# [Source data]
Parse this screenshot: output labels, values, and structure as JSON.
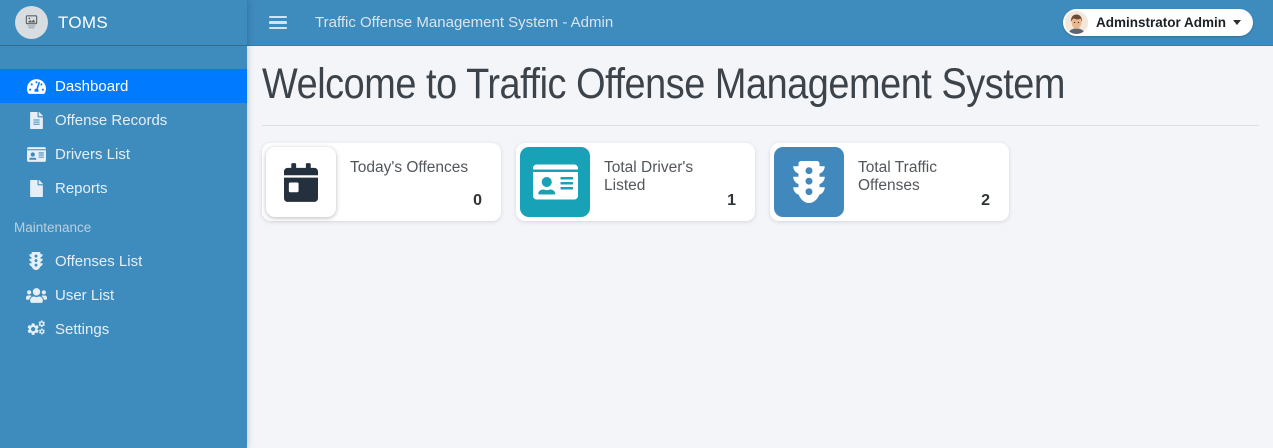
{
  "brand": {
    "name": "TOMS",
    "logo": "broken-image-placeholder-icon"
  },
  "navbar": {
    "title": "Traffic Offense Management System - Admin",
    "menu_icon": "hamburger-icon",
    "user": {
      "name": "Adminstrator Admin",
      "avatar_icon": "male-avatar-icon",
      "caret_icon": "caret-down-icon"
    }
  },
  "sidebar": {
    "items": [
      {
        "label": "Dashboard",
        "icon": "tachometer-icon",
        "active": true
      },
      {
        "label": "Offense Records",
        "icon": "file-alt-icon",
        "active": false
      },
      {
        "label": "Drivers List",
        "icon": "id-card-icon",
        "active": false
      },
      {
        "label": "Reports",
        "icon": "file-icon",
        "active": false
      }
    ],
    "section_header": "Maintenance",
    "maintenance_items": [
      {
        "label": "Offenses List",
        "icon": "traffic-light-icon",
        "active": false
      },
      {
        "label": "User List",
        "icon": "users-icon",
        "active": false
      },
      {
        "label": "Settings",
        "icon": "cogs-icon",
        "active": false
      }
    ]
  },
  "main": {
    "heading": "Welcome to Traffic Offense Management System",
    "cards": [
      {
        "title": "Today's Offences",
        "value": "0",
        "icon": "calendar-day-icon",
        "tile_color": "#ffffff",
        "icon_color": "#24303e"
      },
      {
        "title": "Total Driver's Listed",
        "value": "1",
        "icon": "id-card-icon",
        "tile_color": "#18a2b8",
        "icon_color": "#ffffff"
      },
      {
        "title": "Total Traffic Offenses",
        "value": "2",
        "icon": "traffic-light-icon",
        "tile_color": "#4189bd",
        "icon_color": "#ffffff"
      }
    ]
  },
  "colors": {
    "sidebar_navbar": "#3e8bbe",
    "active_item": "#007bff",
    "content_background": "#f3f5f9",
    "teal_tile": "#18a2b8",
    "blue_tile": "#4189bd",
    "heading_text": "#3c434b"
  }
}
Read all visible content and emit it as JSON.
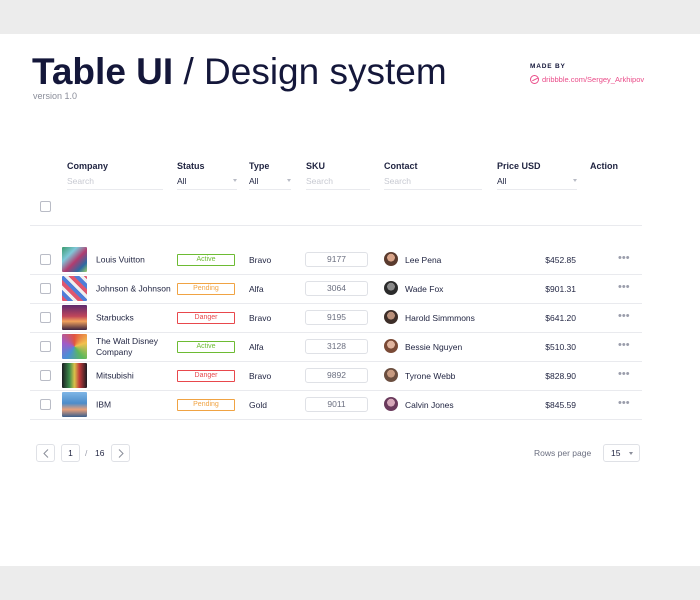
{
  "header": {
    "title_strong": "Table UI",
    "title_sep": "/",
    "title_light": "Design system",
    "version": "version 1.0",
    "made_by_label": "MADE BY",
    "made_by_link": "dribbble.com/Sergey_Arkhipov"
  },
  "table": {
    "columns": {
      "company": "Company",
      "status": "Status",
      "type": "Type",
      "sku": "SKU",
      "contact": "Contact",
      "price": "Price USD",
      "action": "Action"
    },
    "filters": {
      "company_placeholder": "Search",
      "status_value": "All",
      "type_value": "All",
      "sku_placeholder": "Search",
      "contact_placeholder": "Search",
      "price_value": "All"
    },
    "rows": [
      {
        "company": "Louis Vuitton",
        "status": "Active",
        "type": "Bravo",
        "sku": "9177",
        "contact": "Lee Pena",
        "price": "$452.85",
        "action": "•••"
      },
      {
        "company": "Johnson & Johnson",
        "status": "Pending",
        "type": "Alfa",
        "sku": "3064",
        "contact": "Wade Fox",
        "price": "$901.31",
        "action": "•••"
      },
      {
        "company": "Starbucks",
        "status": "Danger",
        "type": "Bravo",
        "sku": "9195",
        "contact": "Harold Simmmons",
        "price": "$641.20",
        "action": "•••"
      },
      {
        "company": "The Walt Disney Company",
        "status": "Active",
        "type": "Alfa",
        "sku": "3128",
        "contact": "Bessie Nguyen",
        "price": "$510.30",
        "action": "•••"
      },
      {
        "company": "Mitsubishi",
        "status": "Danger",
        "type": "Bravo",
        "sku": "9892",
        "contact": "Tyrone Webb",
        "price": "$828.90",
        "action": "•••"
      },
      {
        "company": "IBM",
        "status": "Pending",
        "type": "Gold",
        "sku": "9011",
        "contact": "Calvin Jones",
        "price": "$845.59",
        "action": "•••"
      }
    ]
  },
  "pagination": {
    "current_page": "1",
    "separator": "/",
    "total_pages": "16",
    "rows_per_page_label": "Rows per page",
    "rows_per_page_value": "15"
  },
  "colors": {
    "active": "#6dbb33",
    "pending": "#f0a343",
    "danger": "#e8484c",
    "brand_link": "#ea4c89",
    "title": "#14173a"
  },
  "icons": {
    "prev": "chevron-left-icon",
    "next": "chevron-right-icon",
    "dribbble": "dribbble-icon",
    "action": "more-horizontal-icon"
  }
}
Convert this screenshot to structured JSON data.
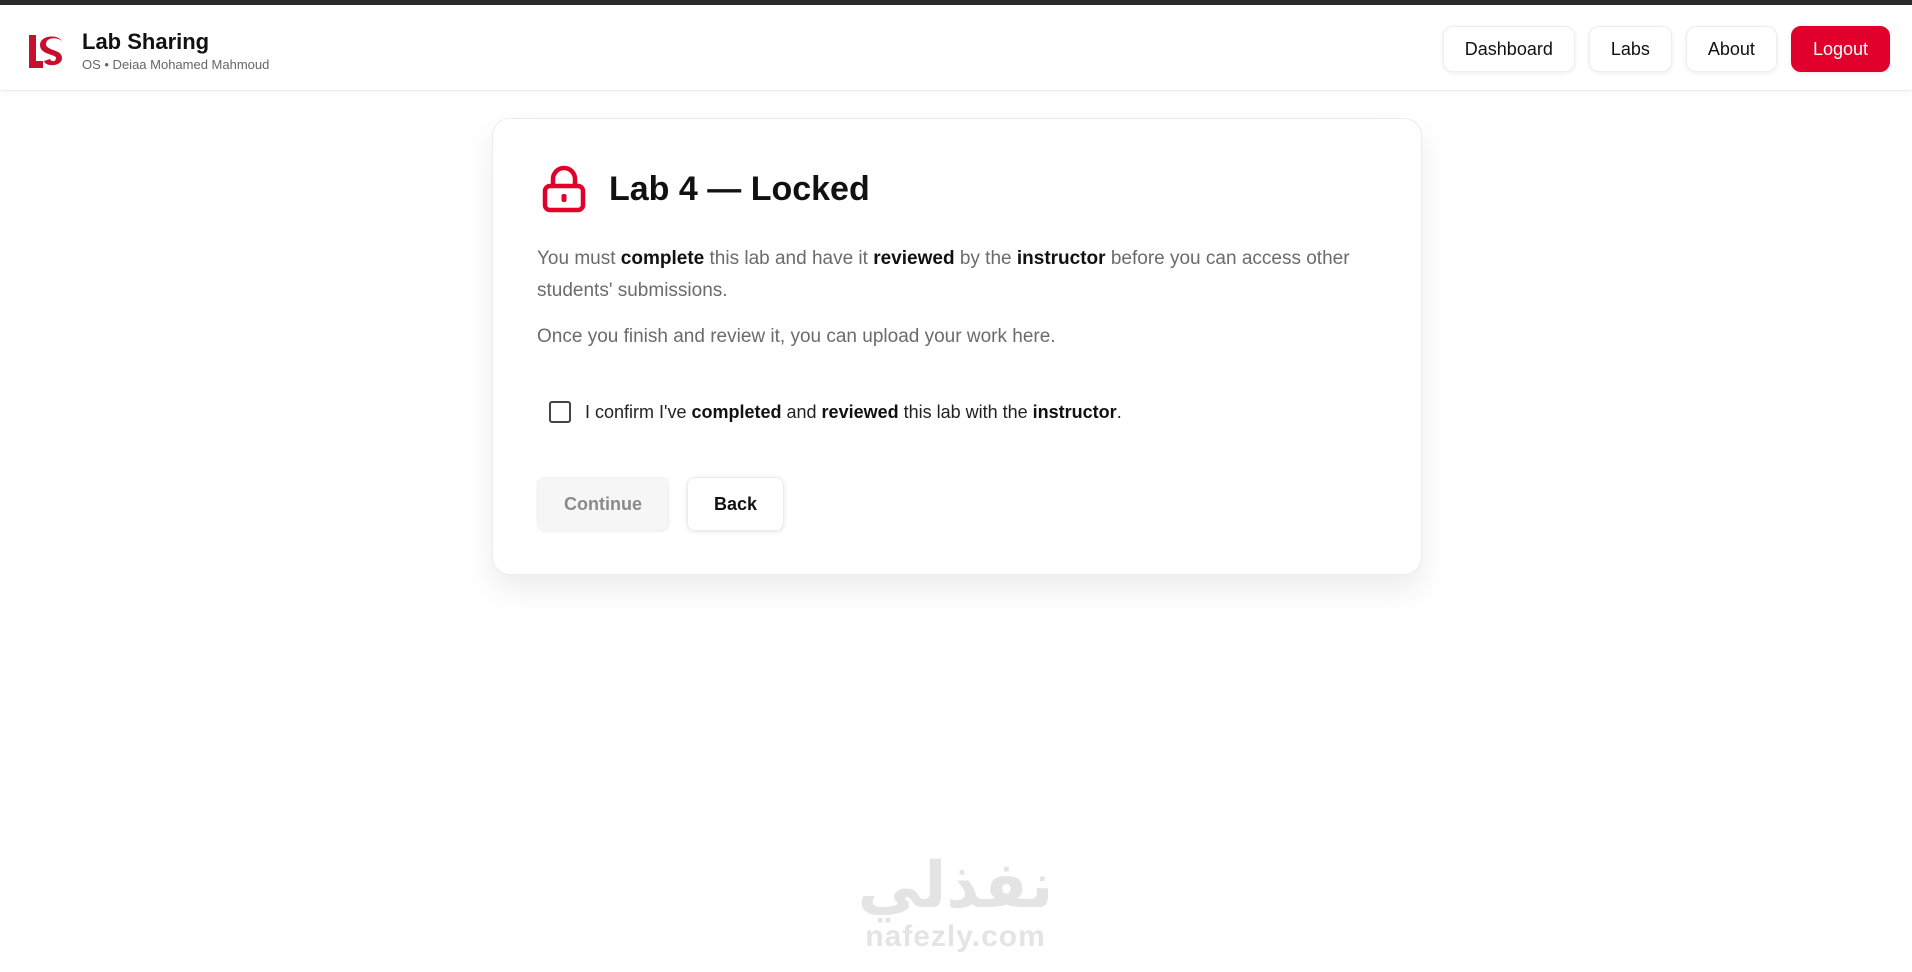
{
  "header": {
    "logo_text": "LS",
    "title": "Lab Sharing",
    "subtitle": "OS • Deiaa Mohamed Mahmoud",
    "nav": {
      "dashboard": "Dashboard",
      "labs": "Labs",
      "about": "About",
      "logout": "Logout"
    }
  },
  "card": {
    "icon": "lock-icon",
    "title": "Lab 4 — Locked",
    "p1": {
      "t1": "You must ",
      "b1": "complete",
      "t2": " this lab and have it ",
      "b2": "reviewed",
      "t3": " by the ",
      "b3": "instructor",
      "t4": " before you can access other students' submissions."
    },
    "p2": "Once you finish and review it, you can upload your work here.",
    "confirm": {
      "checked": false,
      "t1": "I confirm I've ",
      "b1": "completed",
      "t2": " and ",
      "b2": "reviewed",
      "t3": " this lab with the ",
      "b3": "instructor",
      "t4": "."
    },
    "buttons": {
      "continue": "Continue",
      "back": "Back"
    }
  },
  "watermark": {
    "arabic": "نفذلي",
    "latin": "nafezly.com"
  },
  "colors": {
    "accent": "#e0002b",
    "logo": "#c8102e",
    "muted_text": "#6b6b6b"
  }
}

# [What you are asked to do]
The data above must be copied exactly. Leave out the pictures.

# [Solution below]
Parse this screenshot: output labels, values, and structure as JSON.
{
  "brand": {
    "name": "TOMS",
    "logo": "broken-image-placeholder-icon"
  },
  "navbar": {
    "title": "Traffic Offense Management System - Admin",
    "menu_icon": "hamburger-icon",
    "user": {
      "name": "Adminstrator Admin",
      "avatar_icon": "male-avatar-icon",
      "caret_icon": "caret-down-icon"
    }
  },
  "sidebar": {
    "items": [
      {
        "label": "Dashboard",
        "icon": "tachometer-icon",
        "active": true
      },
      {
        "label": "Offense Records",
        "icon": "file-alt-icon",
        "active": false
      },
      {
        "label": "Drivers List",
        "icon": "id-card-icon",
        "active": false
      },
      {
        "label": "Reports",
        "icon": "file-icon",
        "active": false
      }
    ],
    "section_header": "Maintenance",
    "maintenance_items": [
      {
        "label": "Offenses List",
        "icon": "traffic-light-icon",
        "active": false
      },
      {
        "label": "User List",
        "icon": "users-icon",
        "active": false
      },
      {
        "label": "Settings",
        "icon": "cogs-icon",
        "active": false
      }
    ]
  },
  "main": {
    "heading": "Welcome to Traffic Offense Management System",
    "cards": [
      {
        "title": "Today's Offences",
        "value": "0",
        "icon": "calendar-day-icon",
        "tile_color": "#ffffff",
        "icon_color": "#24303e"
      },
      {
        "title": "Total Driver's Listed",
        "value": "1",
        "icon": "id-card-icon",
        "tile_color": "#18a2b8",
        "icon_color": "#ffffff"
      },
      {
        "title": "Total Traffic Offenses",
        "value": "2",
        "icon": "traffic-light-icon",
        "tile_color": "#4189bd",
        "icon_color": "#ffffff"
      }
    ]
  },
  "colors": {
    "sidebar_navbar": "#3e8bbe",
    "active_item": "#007bff",
    "content_background": "#f3f5f9",
    "teal_tile": "#18a2b8",
    "blue_tile": "#4189bd",
    "heading_text": "#3c434b"
  }
}
Read all visible content and emit it as JSON.
{
  "header": {
    "title_strong": "Table UI",
    "title_sep": "/",
    "title_light": "Design system",
    "version": "version 1.0",
    "made_by_label": "MADE BY",
    "made_by_link": "dribbble.com/Sergey_Arkhipov"
  },
  "table": {
    "columns": {
      "company": "Company",
      "status": "Status",
      "type": "Type",
      "sku": "SKU",
      "contact": "Contact",
      "price": "Price USD",
      "action": "Action"
    },
    "filters": {
      "company_placeholder": "Search",
      "status_value": "All",
      "type_value": "All",
      "sku_placeholder": "Search",
      "contact_placeholder": "Search",
      "price_value": "All"
    },
    "rows": [
      {
        "company": "Louis Vuitton",
        "status": "Active",
        "type": "Bravo",
        "sku": "9177",
        "contact": "Lee Pena",
        "price": "$452.85",
        "action": "•••"
      },
      {
        "company": "Johnson & Johnson",
        "status": "Pending",
        "type": "Alfa",
        "sku": "3064",
        "contact": "Wade Fox",
        "price": "$901.31",
        "action": "•••"
      },
      {
        "company": "Starbucks",
        "status": "Danger",
        "type": "Bravo",
        "sku": "9195",
        "contact": "Harold Simmmons",
        "price": "$641.20",
        "action": "•••"
      },
      {
        "company": "The Walt Disney Company",
        "status": "Active",
        "type": "Alfa",
        "sku": "3128",
        "contact": "Bessie Nguyen",
        "price": "$510.30",
        "action": "•••"
      },
      {
        "company": "Mitsubishi",
        "status": "Danger",
        "type": "Bravo",
        "sku": "9892",
        "contact": "Tyrone Webb",
        "price": "$828.90",
        "action": "•••"
      },
      {
        "company": "IBM",
        "status": "Pending",
        "type": "Gold",
        "sku": "9011",
        "contact": "Calvin Jones",
        "price": "$845.59",
        "action": "•••"
      }
    ]
  },
  "pagination": {
    "current_page": "1",
    "separator": "/",
    "total_pages": "16",
    "rows_per_page_label": "Rows per page",
    "rows_per_page_value": "15"
  },
  "colors": {
    "active": "#6dbb33",
    "pending": "#f0a343",
    "danger": "#e8484c",
    "brand_link": "#ea4c89",
    "title": "#14173a"
  },
  "icons": {
    "prev": "chevron-left-icon",
    "next": "chevron-right-icon",
    "dribbble": "dribbble-icon",
    "action": "more-horizontal-icon"
  }
}
Convert this screenshot to structured JSON data.
{
  "header": {
    "logo_text": "LS",
    "title": "Lab Sharing",
    "subtitle": "OS • Deiaa Mohamed Mahmoud",
    "nav": {
      "dashboard": "Dashboard",
      "labs": "Labs",
      "about": "About",
      "logout": "Logout"
    }
  },
  "card": {
    "icon": "lock-icon",
    "title": "Lab 4 — Locked",
    "p1": {
      "t1": "You must ",
      "b1": "complete",
      "t2": " this lab and have it ",
      "b2": "reviewed",
      "t3": " by the ",
      "b3": "instructor",
      "t4": " before you can access other students' submissions."
    },
    "p2": "Once you finish and review it, you can upload your work here.",
    "confirm": {
      "checked": false,
      "t1": "I confirm I've ",
      "b1": "completed",
      "t2": " and ",
      "b2": "reviewed",
      "t3": " this lab with the ",
      "b3": "instructor",
      "t4": "."
    },
    "buttons": {
      "continue": "Continue",
      "back": "Back"
    }
  },
  "watermark": {
    "arabic": "نفذلي",
    "latin": "nafezly.com"
  },
  "colors": {
    "accent": "#e0002b",
    "logo": "#c8102e",
    "muted_text": "#6b6b6b"
  }
}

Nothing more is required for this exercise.